- ‘Practice’ as a noun can have a plural (“The doctor owns three medical practices”, “This business has several customary practices.”)
- The use of ‘practise’ or ‘practises’ is determined by the number of people/things in the subject of the sentence – one or more than one: “John [singular subject] practises his guitar skills every day” or “Wendy and Anne [more than one in subject] practise singing together twice a week.”
- US English uses ‘practice’ in all instances, so Carnegie Hall is reached through “Practice, practice, practice.” (Also practiced, practicing.)
Word Play Tip #1: issue or edition?
In publications, an ‘issue’ is a discrete output, say, the January issue of a magazine. An ‘edition’ is when that January issue comes out in two or more versions, such as an Australian edition and a US edition. Daily newspapers generally come out in editions; the newspaper published on 10 January 2018 may have come out in first, second and third editions (or more), with content changes between each one. (Editions are used to make corrections or to update breaking news stories without halting production or disrupting distribution.)
Books also can be published in editions (you may see 2nd edition, 3rd edition on the imprint page), which can denote significant content changes over the earlier edition or a new print run with updated cover art.
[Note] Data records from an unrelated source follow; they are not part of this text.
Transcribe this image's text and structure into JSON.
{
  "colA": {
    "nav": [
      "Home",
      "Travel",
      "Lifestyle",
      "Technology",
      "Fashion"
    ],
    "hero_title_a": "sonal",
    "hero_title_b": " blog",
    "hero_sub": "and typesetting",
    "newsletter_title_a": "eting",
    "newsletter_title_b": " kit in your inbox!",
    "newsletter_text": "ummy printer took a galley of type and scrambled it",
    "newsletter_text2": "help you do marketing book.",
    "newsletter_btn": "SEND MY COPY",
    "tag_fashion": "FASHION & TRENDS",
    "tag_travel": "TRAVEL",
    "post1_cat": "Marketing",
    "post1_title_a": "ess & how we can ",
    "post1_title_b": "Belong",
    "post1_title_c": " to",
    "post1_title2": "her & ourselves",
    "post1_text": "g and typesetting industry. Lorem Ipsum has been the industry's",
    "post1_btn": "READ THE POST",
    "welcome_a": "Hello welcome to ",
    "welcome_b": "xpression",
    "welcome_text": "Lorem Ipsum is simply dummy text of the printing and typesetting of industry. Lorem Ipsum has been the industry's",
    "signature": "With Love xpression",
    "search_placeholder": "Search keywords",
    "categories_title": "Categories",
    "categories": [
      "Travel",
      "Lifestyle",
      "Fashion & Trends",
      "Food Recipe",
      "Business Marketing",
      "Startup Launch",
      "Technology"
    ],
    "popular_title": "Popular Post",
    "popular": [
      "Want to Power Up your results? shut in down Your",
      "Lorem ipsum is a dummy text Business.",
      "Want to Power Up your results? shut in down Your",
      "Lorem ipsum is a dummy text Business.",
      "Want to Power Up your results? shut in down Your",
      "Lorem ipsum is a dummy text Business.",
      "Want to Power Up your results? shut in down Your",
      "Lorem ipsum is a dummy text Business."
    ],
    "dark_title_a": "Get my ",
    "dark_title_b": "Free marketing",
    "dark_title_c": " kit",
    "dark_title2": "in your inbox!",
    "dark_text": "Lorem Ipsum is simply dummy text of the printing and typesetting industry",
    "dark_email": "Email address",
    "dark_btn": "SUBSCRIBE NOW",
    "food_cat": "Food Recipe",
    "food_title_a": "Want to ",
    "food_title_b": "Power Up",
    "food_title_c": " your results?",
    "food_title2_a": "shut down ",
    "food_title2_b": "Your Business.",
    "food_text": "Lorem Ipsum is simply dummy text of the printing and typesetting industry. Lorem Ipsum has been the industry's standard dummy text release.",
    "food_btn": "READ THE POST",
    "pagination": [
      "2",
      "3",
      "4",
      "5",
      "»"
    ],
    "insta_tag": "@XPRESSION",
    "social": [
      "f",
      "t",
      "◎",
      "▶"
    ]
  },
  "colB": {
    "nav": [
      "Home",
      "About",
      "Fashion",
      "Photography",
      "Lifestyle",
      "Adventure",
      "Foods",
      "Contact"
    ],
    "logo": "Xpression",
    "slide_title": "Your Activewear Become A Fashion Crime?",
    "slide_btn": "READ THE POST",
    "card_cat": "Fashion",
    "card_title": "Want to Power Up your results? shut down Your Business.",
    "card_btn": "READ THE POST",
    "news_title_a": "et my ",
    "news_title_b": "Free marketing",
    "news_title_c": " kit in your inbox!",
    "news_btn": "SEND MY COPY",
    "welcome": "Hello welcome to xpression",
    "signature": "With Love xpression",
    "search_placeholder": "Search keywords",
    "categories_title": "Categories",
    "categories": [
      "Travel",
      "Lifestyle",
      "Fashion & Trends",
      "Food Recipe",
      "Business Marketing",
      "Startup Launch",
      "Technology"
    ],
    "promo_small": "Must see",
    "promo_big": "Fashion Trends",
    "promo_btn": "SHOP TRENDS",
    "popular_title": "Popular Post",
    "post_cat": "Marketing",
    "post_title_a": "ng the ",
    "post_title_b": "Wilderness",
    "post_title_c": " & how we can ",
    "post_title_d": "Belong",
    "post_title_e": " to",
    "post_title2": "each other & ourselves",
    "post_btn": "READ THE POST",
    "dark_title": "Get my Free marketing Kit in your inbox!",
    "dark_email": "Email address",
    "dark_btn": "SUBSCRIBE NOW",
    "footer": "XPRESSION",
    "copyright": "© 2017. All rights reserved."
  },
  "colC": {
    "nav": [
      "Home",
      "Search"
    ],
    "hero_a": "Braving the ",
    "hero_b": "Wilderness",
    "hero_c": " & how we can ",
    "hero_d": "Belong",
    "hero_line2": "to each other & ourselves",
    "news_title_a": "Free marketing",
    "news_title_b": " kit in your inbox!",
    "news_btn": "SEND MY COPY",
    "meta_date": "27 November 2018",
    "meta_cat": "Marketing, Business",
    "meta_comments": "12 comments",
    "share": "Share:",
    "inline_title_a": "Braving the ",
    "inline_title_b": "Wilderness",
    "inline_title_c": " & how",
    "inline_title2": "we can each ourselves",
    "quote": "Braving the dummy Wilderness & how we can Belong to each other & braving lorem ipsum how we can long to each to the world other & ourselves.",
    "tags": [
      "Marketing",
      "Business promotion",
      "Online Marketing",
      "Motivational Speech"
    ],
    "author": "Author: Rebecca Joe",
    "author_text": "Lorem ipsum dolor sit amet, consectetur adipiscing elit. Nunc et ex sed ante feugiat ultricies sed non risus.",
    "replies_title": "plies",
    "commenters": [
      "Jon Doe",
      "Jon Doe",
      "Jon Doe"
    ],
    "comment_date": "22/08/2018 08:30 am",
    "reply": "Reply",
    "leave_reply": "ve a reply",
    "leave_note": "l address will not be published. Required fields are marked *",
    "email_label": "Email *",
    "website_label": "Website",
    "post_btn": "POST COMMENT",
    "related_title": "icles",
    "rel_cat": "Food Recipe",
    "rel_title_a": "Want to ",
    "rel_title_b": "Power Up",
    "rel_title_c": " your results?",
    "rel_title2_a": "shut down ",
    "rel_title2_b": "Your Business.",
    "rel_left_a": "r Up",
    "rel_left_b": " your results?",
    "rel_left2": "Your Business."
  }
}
There is no snooze button on a cat who wants breakfast.
‘Shots fired’, The Age, 25 February 2020. Sports, page 44. This is an instance where ‘several’ would have been a suitable alternative.
‘Trainers, breeders join forces for horse welfare’, The Age, 8 February 2020. News, pages 2-3. An instance where ‘a number of’ sounds like weasel words.
‘Pioneers reign down more Doom’, The Age, Green Guide, 2 April 2020, page 16. This is an error you don’t see often, where ‘reign’ and ‘rain’ are confused. It should be ‘Pioneers rain down more Doom’.
‘Fresh injury blow for the Bombers’, The Age, 22 February 2020. Sports, page 50. Coach-in-waiting Ben Rutten looked to have the reins; his reign as senior coach will start after the 2020 season.
‘Coach’s holiday blasted’, The Age, 6 February 2020, Sports, page 40. Stead may hand over the head coaching reins (control) to the assistant coach.
‘Raikkonen’s wife slams Mercedes over crash’, The Age, 11 July 2018, Sports, page 39. Vettel may have received free rein from the crash, not free reign.
‘Warne questions Paine’s captaincy credentials’, The Age, 15 August 2018, Sports, page 47. Tim Paine may retain the Test reins, not the Test reigns.
‘City of Casey backs Team 11 with $23.8m’, The Age, 13 May 2018, Sports section, page 2. The team was bidding to secure a licence, not a license.
‘Banks gag staff to bury the toxic truth’, The Age, 8 February 2018, page 21. The royal commission was shining a spotlight on hidden practices, not hidden practises.
‘World’s largest plane moves closer to take-off’, The Age, 13 March 2018, page 9. The plane practised rolling down the runway, not practiced. This was US wire copy; in the US, ‘practice/practiced/ practicing’ is the spelling for all usages.